The notion of uncovering repressed feelings has become synonymous with mental health, as if progressively stripping away facades and unearthing unconscious anxieties will liberate our innate vitality and creativity. In this view, therapy is a method of peeling away the layers of your character like an onion. Often, however, the problem is not a matte of peeling away layers but of developing them–growing ourselves up to be mature and resourceful adults who can solve our current problems…I’m not proposing that we ignore past events that limit our present efforts…but you don’t necessarily have to go back into the past to resolve it. You can work on the past where it’s surfacing in the present.
Taking care of your own feelings is an integral part of maintaining a relationship…it fuels attachment and self-direction.
Integrity is living according to your own values and beliefs in the face of opposition. It is also the ability to change your values, beliefs, and behavior when you well-considered judgment or concerns for others dictates it.
Resolving common marital problems requires personal development rather than skills and techniques.
Differentiation is the process by which we become more uniquely ourselves by maintaining ourselves in relationship with those we love.

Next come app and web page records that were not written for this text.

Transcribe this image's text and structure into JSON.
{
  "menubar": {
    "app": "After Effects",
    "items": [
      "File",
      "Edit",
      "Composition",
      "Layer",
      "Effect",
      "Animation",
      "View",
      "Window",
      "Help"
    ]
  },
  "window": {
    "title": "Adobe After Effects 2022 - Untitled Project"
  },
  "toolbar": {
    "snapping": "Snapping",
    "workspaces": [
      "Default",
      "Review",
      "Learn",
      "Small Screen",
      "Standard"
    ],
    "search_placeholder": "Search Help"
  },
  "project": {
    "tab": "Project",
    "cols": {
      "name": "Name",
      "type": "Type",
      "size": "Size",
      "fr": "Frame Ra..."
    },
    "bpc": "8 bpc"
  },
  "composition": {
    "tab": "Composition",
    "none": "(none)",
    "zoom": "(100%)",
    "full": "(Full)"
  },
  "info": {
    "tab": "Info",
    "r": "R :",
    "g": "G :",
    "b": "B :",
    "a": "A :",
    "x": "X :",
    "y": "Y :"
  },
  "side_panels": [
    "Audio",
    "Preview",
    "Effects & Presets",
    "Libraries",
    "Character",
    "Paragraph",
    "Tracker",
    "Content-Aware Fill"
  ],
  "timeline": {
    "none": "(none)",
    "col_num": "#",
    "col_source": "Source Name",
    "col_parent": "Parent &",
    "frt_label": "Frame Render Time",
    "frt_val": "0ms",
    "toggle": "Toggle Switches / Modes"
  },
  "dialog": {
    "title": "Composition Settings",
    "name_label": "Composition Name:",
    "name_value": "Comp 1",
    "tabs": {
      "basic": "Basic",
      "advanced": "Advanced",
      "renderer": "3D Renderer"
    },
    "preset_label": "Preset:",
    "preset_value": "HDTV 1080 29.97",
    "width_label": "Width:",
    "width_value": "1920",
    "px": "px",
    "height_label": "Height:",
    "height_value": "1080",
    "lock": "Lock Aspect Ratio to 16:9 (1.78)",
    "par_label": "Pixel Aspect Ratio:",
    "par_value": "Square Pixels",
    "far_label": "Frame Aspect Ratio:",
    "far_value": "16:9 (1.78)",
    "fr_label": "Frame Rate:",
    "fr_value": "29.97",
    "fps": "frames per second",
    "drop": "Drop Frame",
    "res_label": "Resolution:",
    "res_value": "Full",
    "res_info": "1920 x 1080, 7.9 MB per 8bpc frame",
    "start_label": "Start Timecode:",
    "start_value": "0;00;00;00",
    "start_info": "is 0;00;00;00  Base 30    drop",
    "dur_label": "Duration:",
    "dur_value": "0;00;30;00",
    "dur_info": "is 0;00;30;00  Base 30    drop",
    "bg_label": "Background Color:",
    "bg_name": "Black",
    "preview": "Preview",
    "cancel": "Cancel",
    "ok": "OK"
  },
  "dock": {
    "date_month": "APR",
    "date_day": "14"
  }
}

It’s the process of grinding off our rough edges through the normal abrasions of long-term intimate relationships.
We get marriage for the wrong reasons because we haven’t matured enough for the right reasons to exist yet. Struggling with wrong reasons for getting married can produce right reasons to stay married.
Differentiation isn’t a trait…it’s a process–a lifelong process of taking our own “shape.”
Differentiation is the key to not holding grudges and recovering quickly from arguments, to tolerating intense intimacy and maintaining your priorities in the midst of daily life…Differentiation brings tenderness, generosity, and compassion–all the traits of good marriages.
Differentiation involves balancing two basic life forces: the drive for individuality and the drive for togetherness. Individuality propels us to follow our own directives, to be on our own, to create a unique identity. Togetherness pushes us to follow the directives of others, to be a part of the group. When these two life forces for individuality and togetherness are expressed in balanced, healthy ways, the result is a meaningful relationship that doesn’t deteriorate into emotional fusion. Giving up your individuality to be together is as defeating in the long run as giving up your relationship to maintain your individuality. Either way, you end up being less of a person with less of a relationship.
Giving up your individuality to be together is as defeating in the long run as giving up your relationship to maintain your individuality.David Schnarch
Differentiation is your ability to maintain your sense of self when you are emotionally and/or physically close to others–especially as they become increasingly important to you.
Differentiation permits you to maintain your own course when lovers, friends, and family pressure you to agree and conform. Well-differentiated people can agree without feeling alienated and embittered. They can stay connected with people who disagree with them and still “know who they are.” They don’t have to leave the situation to hold onto their sense of self.
People who are emotionally fused are controlled by their connection. They have lost their ability to direct themselves and so get swept up in how people around them are feeling. There’s room for only on opinion, one position. Differentiation is the ability to stay in connection without being consumed by the other person. Our urge for togetherness and our capacity to care always drive us to seek connection, but true interdependence requires emotionally distinct people.
Emotional fusion is the opposite of differentiation.
Differentiation involves the ability to maintain who you are while you’re close to people important to you.
When we have little differentiation, our identity is constructed our of what’s called a reflected sense of self. We need continual contact, validation, and consensus (or disagreement) from others.
Differentiation occurs by maintaining yourself in the presence of important person, not by getting away from them.